Holocaust survivor Corrie Ten Boom writes in The Hiding Place how she’d somehow gotten hold of a Bible in the concentration camp, and it was her one bit of consolation in captivity. Their barracks were horribly infested with fleas, so when Corrie’s friend suggested, quoting Thessalonians, that they “Give thanks in all circumstances,” Corrie bristled. But her friend insisted, “It doesn’t say, ‘in pleasant circumstances.’” So, Corrie recounts, “We stood between tiers of bunks and gave thanks for fleas. But this time I was sure Betsie was wrong.”
Betsie wasn’t wrong, though. They later found out that in large part, the guards left them alone with the Bible because they didn’t want to get too close and be infected with their pests.
I have a flea problem too: Obsessive Compulsive Disorder. So when my spiritual director suggested to me that I include “I thank you God, for the brain you’ve given me,” I agreed to say it, but it’s not always a prayer I can say with any sincerity.
I mean good grief, how do you thank God for something that tortures you?
I was at Mass today, just trying to sit with God, but my brain wouldn’t let up. “What if you don’t even believe this?” it asked. “What if you don’t love Jesus? What if you don’t love your husband? What if he doesn’t love you?”
Those “what if’s” are typical of OCD. I’m used to unwanted thoughts randomly popping into my mind–it’s just that old misfiring alarm system in my orbitofrontal cortex–but they hurt as badly as if they were real. Mental illness misrepresents reality; it tells you lies. How on God’s green earth are you supposed to be grateful for a brain that tells you awful, scary lies?
Sometimes I have moments of clarity, where I see how my own individual malfunctioning of body, mind, and soul, makes my need for mercy impossible to ignore. I can be grateful for that. I badly need to remember how much I need Jesus. More often, though, I’m just angry: “Jesus, I could be so much better of a better mother, a better wife, without this. What’s stopping you from fixing this?”
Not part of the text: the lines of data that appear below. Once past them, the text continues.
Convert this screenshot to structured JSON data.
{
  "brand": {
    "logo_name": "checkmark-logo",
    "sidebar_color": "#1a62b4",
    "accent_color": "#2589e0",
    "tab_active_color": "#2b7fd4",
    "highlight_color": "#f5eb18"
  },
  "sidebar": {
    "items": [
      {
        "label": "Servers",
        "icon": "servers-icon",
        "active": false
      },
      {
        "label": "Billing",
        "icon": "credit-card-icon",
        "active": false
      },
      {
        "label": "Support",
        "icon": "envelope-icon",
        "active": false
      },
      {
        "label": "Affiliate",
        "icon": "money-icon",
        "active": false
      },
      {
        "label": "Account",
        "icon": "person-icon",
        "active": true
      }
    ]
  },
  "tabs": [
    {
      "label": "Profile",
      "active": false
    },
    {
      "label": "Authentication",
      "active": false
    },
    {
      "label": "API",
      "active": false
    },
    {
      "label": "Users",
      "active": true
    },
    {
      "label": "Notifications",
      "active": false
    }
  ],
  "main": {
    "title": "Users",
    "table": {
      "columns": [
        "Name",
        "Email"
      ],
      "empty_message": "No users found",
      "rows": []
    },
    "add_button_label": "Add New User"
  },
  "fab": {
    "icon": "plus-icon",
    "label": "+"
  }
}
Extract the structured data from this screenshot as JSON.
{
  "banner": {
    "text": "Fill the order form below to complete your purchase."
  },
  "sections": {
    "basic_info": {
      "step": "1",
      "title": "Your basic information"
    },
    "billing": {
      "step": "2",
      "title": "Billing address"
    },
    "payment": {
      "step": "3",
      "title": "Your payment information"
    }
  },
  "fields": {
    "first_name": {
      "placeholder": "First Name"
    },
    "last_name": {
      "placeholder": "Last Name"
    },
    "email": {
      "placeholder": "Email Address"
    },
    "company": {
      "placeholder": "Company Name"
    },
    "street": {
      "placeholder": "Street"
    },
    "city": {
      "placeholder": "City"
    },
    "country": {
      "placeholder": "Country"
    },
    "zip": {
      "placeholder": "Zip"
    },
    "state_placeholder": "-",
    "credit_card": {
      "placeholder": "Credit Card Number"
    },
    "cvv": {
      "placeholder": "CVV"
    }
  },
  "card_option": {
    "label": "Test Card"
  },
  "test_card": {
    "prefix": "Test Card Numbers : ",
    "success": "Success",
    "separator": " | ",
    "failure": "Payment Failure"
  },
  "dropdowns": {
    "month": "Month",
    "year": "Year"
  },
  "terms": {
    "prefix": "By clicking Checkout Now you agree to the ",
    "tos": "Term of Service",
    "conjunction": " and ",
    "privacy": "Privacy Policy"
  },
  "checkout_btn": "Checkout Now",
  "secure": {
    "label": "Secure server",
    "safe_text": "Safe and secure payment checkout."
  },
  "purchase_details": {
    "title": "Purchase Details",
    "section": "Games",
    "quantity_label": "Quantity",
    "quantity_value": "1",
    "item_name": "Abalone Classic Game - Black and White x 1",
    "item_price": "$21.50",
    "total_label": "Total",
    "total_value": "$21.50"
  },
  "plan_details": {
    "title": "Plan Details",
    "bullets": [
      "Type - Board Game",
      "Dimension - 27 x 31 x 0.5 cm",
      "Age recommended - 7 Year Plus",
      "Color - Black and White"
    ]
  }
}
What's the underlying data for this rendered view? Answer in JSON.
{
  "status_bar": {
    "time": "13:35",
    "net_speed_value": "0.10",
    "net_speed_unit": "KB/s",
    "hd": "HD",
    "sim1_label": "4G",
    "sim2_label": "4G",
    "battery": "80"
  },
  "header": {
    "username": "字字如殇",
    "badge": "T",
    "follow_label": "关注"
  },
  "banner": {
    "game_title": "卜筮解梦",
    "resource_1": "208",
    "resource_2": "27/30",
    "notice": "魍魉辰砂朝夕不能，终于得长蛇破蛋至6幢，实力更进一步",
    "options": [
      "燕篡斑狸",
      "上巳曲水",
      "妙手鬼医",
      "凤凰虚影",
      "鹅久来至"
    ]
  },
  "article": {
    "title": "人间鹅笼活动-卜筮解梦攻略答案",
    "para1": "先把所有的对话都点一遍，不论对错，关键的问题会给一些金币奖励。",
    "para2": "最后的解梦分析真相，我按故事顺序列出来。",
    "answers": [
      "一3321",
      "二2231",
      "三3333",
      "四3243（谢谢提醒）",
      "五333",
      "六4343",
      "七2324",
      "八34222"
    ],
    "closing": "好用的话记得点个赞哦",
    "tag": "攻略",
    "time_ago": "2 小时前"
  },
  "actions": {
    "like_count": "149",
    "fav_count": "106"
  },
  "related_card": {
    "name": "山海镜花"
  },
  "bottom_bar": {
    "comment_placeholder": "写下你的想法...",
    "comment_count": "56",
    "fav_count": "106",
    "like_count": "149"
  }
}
I’m grateful for that fleeting clarity, but either way I’m trying to remember that God doesn’t owe me answers. If he’s with me, working in my life, shouldn’t that be enough? Corrie Ten Boom’s story reminds me that you don’t need to know how God will use something, to remember that God can work with anything. God will tell you, when or if you need to know. And maybe, sometimes, not knowing is part of the plan too.
When I say plan, I’m certainly not saying that God damaged my brain and inserted this suffering into my life so that I’ll be essentially chased into his arms. Love doesn’t wound. The world God gave us is broken, though, through humanity’s own choosing, and God works within our broken framework so that nothing goes to waste. God allows the illness, but didn’t cause it and certainly doesn’t abandon me to it. I believe this, but I keep making the mistake of thinking that I have to understand how exactly he uses it, and what exactly I’m getting out of this prolonged, exhausting fight.
The thing is, it’s easy to be grateful when you’ve seen the good that God has brought out of evil. Everyone I know can point to a time they were asking God where he was, and it turned out that he was actually moving them in a necessary direction. Those stories are powerful, but remember–you don’t need to understand God’s mind to have peace. It is enough that God is working. How he’s working is secondary.
That’s small comfort, but it’s probably the key to being able give thanks in all circumstances, even in the throes of mental illness. Suffering, evil, illness, that’s not what we’re grateful for. We’re grateful that our God is big enough and good enough to work with even those, to draw us to himself. If I needed to know his plan in order for it to work, I’d be in big trouble, because my mind isn’t big enough to see with God’s perspective. Sometimes trying to understand is an exercise in futility, and that’s when you sigh, like Corrie did, thank God for being there in the middle of it with you, and wait to see what God will do. You might not know till Heaven, but that’s okay.